Help me. How does disclosing prices reduce choice? This is bafflegab.
It is also not a secret that some hospitals, particularly teaching hospitals, demand and get higher reimbursements from insurers. And some even stare them down. For instance, the University of Alabama at Birmingham has the best med school in the South. The contracts between United Healthcare and UAB Health System members, such as the UAB hospital, Kirklin Clinic (a huge outpatient center), all other UAB Medicine primary care, specialty care, and urgent care clinics, as well as other operations expires this week. That means anyone with United Healthcare who goes to a UAB System participant, save for the emergency room, will pay the full rack rate.
And what hospitals are keen to hide is the gap between their out of network versus in network rates, which per the comment above, they are desperate to hide because putting out of network doctors in an operating team is their big way of larding up prices to patients. Exposing the size of the gap between the rack rate and the insurers’ prices will put pressure on hospitals to end or at least curtail this abuse.

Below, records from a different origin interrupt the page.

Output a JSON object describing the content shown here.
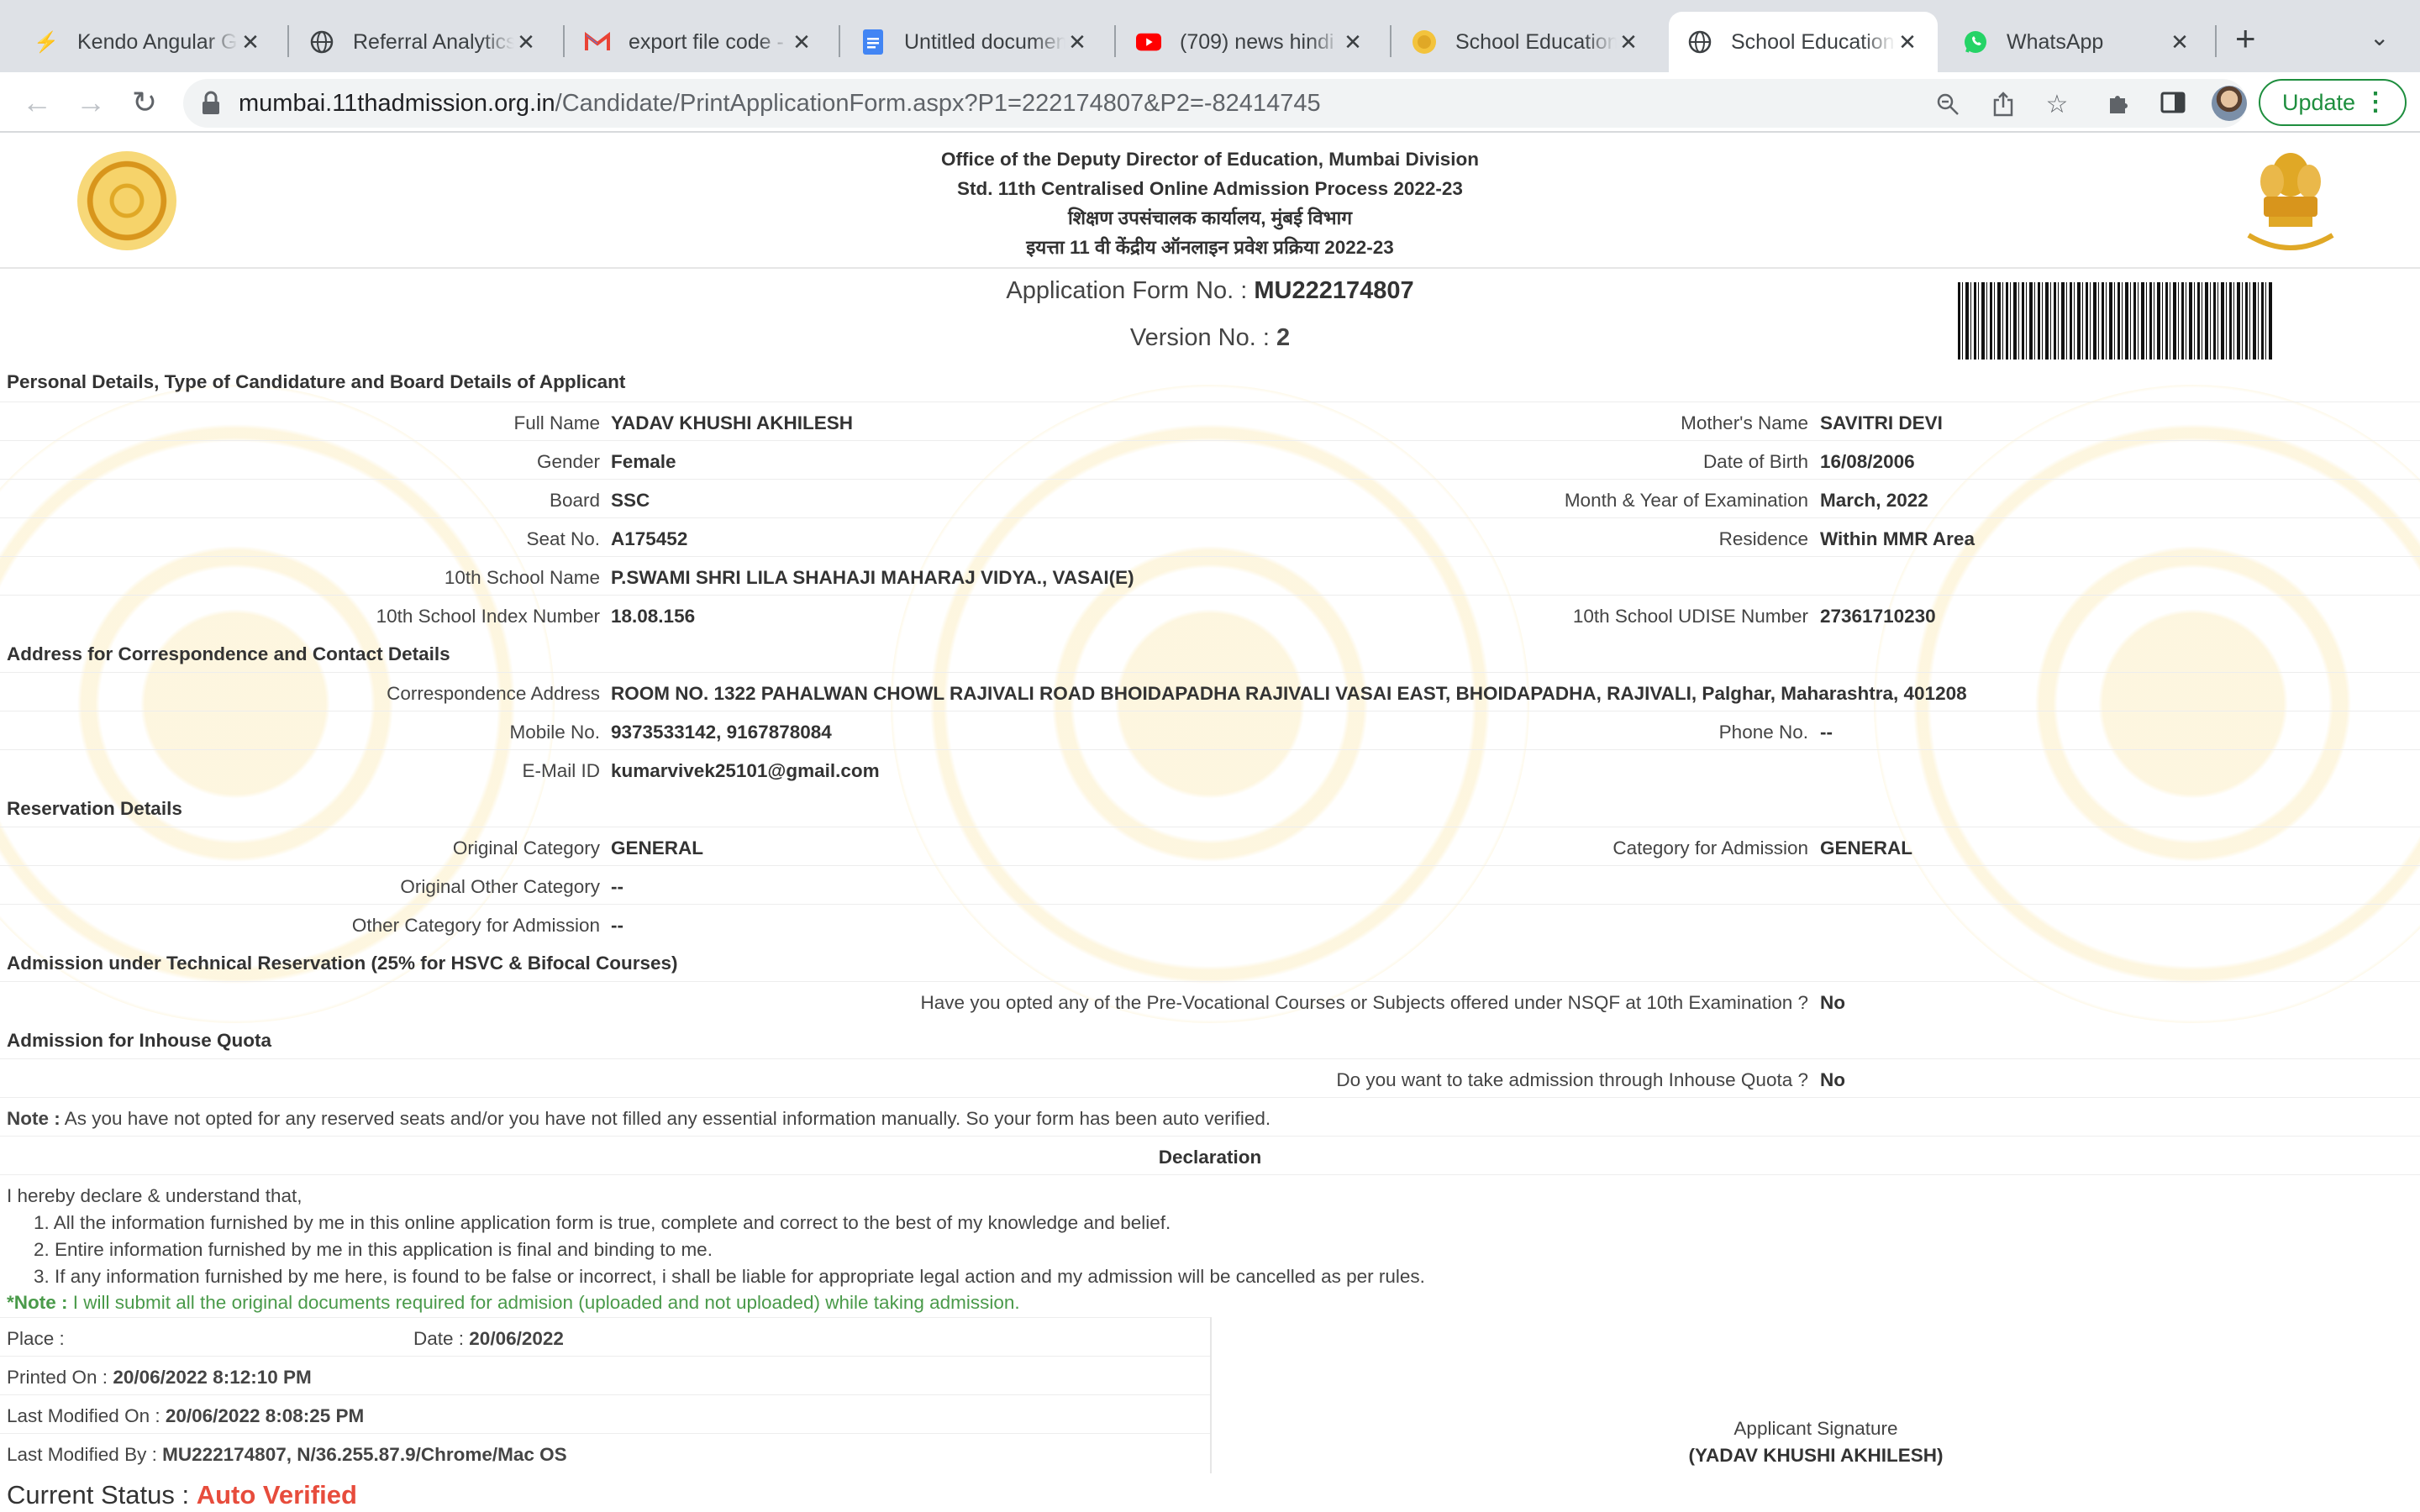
{
  "browser": {
    "tabs": [
      {
        "title": "Kendo Angular Gr",
        "favicon": "bolt-icon",
        "color": "#4b6bfb"
      },
      {
        "title": "Referral Analytics",
        "favicon": "globe-icon",
        "color": "#5f6368"
      },
      {
        "title": "export file code -",
        "favicon": "gmail-icon",
        "color": "#ea4335"
      },
      {
        "title": "Untitled documen",
        "favicon": "docs-icon",
        "color": "#4285f4"
      },
      {
        "title": "(709) news hindi",
        "favicon": "youtube-icon",
        "color": "#ff0000"
      },
      {
        "title": "School Education",
        "favicon": "seal-icon",
        "color": "#e0a826"
      },
      {
        "title": "School Education",
        "favicon": "globe-icon",
        "color": "#5f6368"
      },
      {
        "title": "WhatsApp",
        "favicon": "whatsapp-icon",
        "color": "#25d366"
      }
    ],
    "new_tab": "+",
    "url_host": "mumbai.11thadmission.org.in",
    "url_path": "/Candidate/PrintApplicationForm.aspx?P1=222174807&P2=-82414745",
    "update_label": "Update"
  },
  "header": {
    "line1": "Office of the Deputy Director of Education, Mumbai Division",
    "line2": "Std. 11th Centralised Online Admission Process 2022-23",
    "line3": "शिक्षण उपसंचालक कार्यालय, मुंबई विभाग",
    "line4": "इयत्ता 11 वी केंद्रीय ऑनलाइन प्रवेश प्रक्रिया 2022-23"
  },
  "form": {
    "form_no_label": "Application Form No. :",
    "form_no": "MU222174807",
    "version_label": "Version No. :",
    "version": "2"
  },
  "sections": {
    "personal": "Personal Details, Type of Candidature and Board Details of Applicant",
    "address": "Address for Correspondence and Contact Details",
    "reservation": "Reservation Details",
    "technical": "Admission under Technical Reservation (25% for HSVC & Bifocal Courses)",
    "inhouse": "Admission for Inhouse Quota",
    "declaration": "Declaration"
  },
  "personal": {
    "full_name_label": "Full Name",
    "full_name": "YADAV KHUSHI AKHILESH",
    "mother_label": "Mother's Name",
    "mother": "SAVITRI DEVI",
    "gender_label": "Gender",
    "gender": "Female",
    "dob_label": "Date of Birth",
    "dob": "16/08/2006",
    "board_label": "Board",
    "board": "SSC",
    "exam_label": "Month & Year of Examination",
    "exam": "March, 2022",
    "seat_label": "Seat No.",
    "seat": "A175452",
    "residence_label": "Residence",
    "residence": "Within MMR Area",
    "school_label": "10th School Name",
    "school": "P.SWAMI SHRI LILA SHAHAJI MAHARAJ VIDYA., VASAI(E)",
    "index_label": "10th School Index Number",
    "index": "18.08.156",
    "udise_label": "10th School UDISE Number",
    "udise": "27361710230"
  },
  "address": {
    "corr_label": "Correspondence Address",
    "corr": "ROOM NO. 1322 PAHALWAN CHOWL RAJIVALI ROAD BHOIDAPADHA RAJIVALI VASAI EAST, BHOIDAPADHA, RAJIVALI, Palghar, Maharashtra, 401208",
    "mobile_label": "Mobile No.",
    "mobile": "9373533142, 9167878084",
    "phone_label": "Phone No.",
    "phone": "--",
    "email_label": "E-Mail ID",
    "email": "kumarvivek25101@gmail.com"
  },
  "reservation": {
    "orig_cat_label": "Original Category",
    "orig_cat": "GENERAL",
    "adm_cat_label": "Category for Admission",
    "adm_cat": "GENERAL",
    "orig_other_label": "Original Other Category",
    "orig_other": "--",
    "other_adm_label": "Other Category for Admission",
    "other_adm": "--"
  },
  "technical": {
    "question": "Have you opted any of the Pre-Vocational Courses or Subjects offered under NSQF at 10th Examination ?",
    "answer": "No"
  },
  "inhouse": {
    "question": "Do you want to take admission through Inhouse Quota ?",
    "answer": "No"
  },
  "note": {
    "label": "Note :",
    "text": "As you have not opted for any reserved seats and/or you have not filled any essential information manually. So your form has been auto verified."
  },
  "declaration": {
    "intro": "I hereby declare & understand that,",
    "items": [
      "1. All the information furnished by me in this online application form is true, complete and correct to the best of my knowledge and belief.",
      "2. Entire information furnished by me in this application is final and binding to me.",
      "3. If any information furnished by me here, is found to be false or incorrect, i shall be liable for appropriate legal action and my admission will be cancelled as per rules."
    ],
    "note_label": "*Note :",
    "note_text": "I will submit all the original documents required for admision (uploaded and not uploaded) while taking admission."
  },
  "footer": {
    "place_label": "Place :",
    "date_label": "Date :",
    "date": "20/06/2022",
    "printed_label": "Printed On :",
    "printed": "20/06/2022 8:12:10 PM",
    "modified_label": "Last Modified On :",
    "modified": "20/06/2022 8:08:25 PM",
    "modified_by_label": "Last Modified By :",
    "modified_by": "MU222174807, N/36.255.87.9/Chrome/Mac OS",
    "signature_label": "Applicant Signature",
    "signature_name": "(YADAV KHUSHI AKHILESH)",
    "status_label": "Current Status :",
    "status": "Auto Verified"
  }
}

It is entirely possible that even if the Administration prevails, some or even many might defy the new rule and pay the fine. But they run the risk that Trump will use his media megaphone to hector them. That has driven down stock prices upon occasion, hitting execs in their weak spot. And local media and local politicians might name and shame the refusniks.
This Trump plan is clearly just an opportunistic gesture to allow the GOP to pretend they are serious about combatting ever-rising health care prices. But it’s also a sign that more and more Republicans see defending the status quo as a political loser.